**Dataset rows for apps and sites**.
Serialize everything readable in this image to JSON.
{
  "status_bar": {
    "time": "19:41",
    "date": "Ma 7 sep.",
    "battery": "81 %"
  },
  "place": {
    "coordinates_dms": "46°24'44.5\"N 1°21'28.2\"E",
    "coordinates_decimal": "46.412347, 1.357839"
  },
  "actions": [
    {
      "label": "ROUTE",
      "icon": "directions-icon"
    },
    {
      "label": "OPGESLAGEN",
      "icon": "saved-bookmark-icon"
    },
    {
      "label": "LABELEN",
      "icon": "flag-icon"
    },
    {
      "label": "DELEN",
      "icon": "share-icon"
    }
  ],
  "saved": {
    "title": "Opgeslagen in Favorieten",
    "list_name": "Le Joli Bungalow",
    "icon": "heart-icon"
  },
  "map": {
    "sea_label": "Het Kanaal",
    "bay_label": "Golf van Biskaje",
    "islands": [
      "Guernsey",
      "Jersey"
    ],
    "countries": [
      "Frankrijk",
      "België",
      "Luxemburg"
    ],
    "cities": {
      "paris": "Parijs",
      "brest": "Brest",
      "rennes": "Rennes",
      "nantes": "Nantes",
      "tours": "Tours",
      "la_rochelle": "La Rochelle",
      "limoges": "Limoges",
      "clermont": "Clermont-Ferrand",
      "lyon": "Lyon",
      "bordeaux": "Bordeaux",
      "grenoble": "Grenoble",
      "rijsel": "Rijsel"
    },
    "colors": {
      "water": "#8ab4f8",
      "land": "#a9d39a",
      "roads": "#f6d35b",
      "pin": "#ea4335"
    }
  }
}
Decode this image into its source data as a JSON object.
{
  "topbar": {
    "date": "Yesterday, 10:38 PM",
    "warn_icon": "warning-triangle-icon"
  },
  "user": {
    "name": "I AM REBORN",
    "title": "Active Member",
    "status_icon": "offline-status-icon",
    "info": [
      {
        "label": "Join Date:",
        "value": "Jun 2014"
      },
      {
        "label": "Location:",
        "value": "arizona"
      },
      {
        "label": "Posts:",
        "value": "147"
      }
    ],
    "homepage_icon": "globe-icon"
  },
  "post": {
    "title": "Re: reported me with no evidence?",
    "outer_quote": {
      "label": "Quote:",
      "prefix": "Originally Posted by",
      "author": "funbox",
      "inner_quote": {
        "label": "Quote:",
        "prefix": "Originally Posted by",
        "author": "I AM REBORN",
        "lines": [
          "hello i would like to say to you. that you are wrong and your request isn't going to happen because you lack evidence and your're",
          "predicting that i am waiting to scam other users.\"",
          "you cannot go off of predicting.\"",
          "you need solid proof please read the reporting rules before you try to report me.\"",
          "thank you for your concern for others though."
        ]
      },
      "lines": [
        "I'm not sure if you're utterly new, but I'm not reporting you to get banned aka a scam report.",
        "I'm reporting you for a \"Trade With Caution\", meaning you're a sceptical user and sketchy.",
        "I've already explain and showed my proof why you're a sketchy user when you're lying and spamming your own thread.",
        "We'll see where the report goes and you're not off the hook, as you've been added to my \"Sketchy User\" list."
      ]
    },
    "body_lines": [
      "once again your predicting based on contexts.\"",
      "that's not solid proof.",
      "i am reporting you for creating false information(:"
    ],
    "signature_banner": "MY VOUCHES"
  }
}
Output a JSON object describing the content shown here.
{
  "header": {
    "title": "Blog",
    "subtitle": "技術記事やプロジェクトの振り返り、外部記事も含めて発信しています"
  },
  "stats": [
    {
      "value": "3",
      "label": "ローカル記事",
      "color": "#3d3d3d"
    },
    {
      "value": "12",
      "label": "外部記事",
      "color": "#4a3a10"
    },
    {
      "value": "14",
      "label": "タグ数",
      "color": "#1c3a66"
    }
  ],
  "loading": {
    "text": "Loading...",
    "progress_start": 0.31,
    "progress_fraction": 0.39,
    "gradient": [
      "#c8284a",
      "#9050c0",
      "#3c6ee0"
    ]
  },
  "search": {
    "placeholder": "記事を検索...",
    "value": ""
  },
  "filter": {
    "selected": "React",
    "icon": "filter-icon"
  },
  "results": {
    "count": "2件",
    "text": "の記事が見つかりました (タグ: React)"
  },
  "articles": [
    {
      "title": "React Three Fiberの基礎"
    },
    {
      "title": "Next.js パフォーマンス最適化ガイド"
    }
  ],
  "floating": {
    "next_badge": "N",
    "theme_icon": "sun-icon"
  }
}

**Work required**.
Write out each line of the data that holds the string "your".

**Response to this task**.
          "hello i would like to say to you. that you are wrong and your request isn't going to happen because you lack evidence and your're",
          "thank you for your concern for others though."
        "I've already explain and showed my proof why you're a sketchy user when you're lying and spamming your own thread.",
      "once again your predicting based on contexts.\"",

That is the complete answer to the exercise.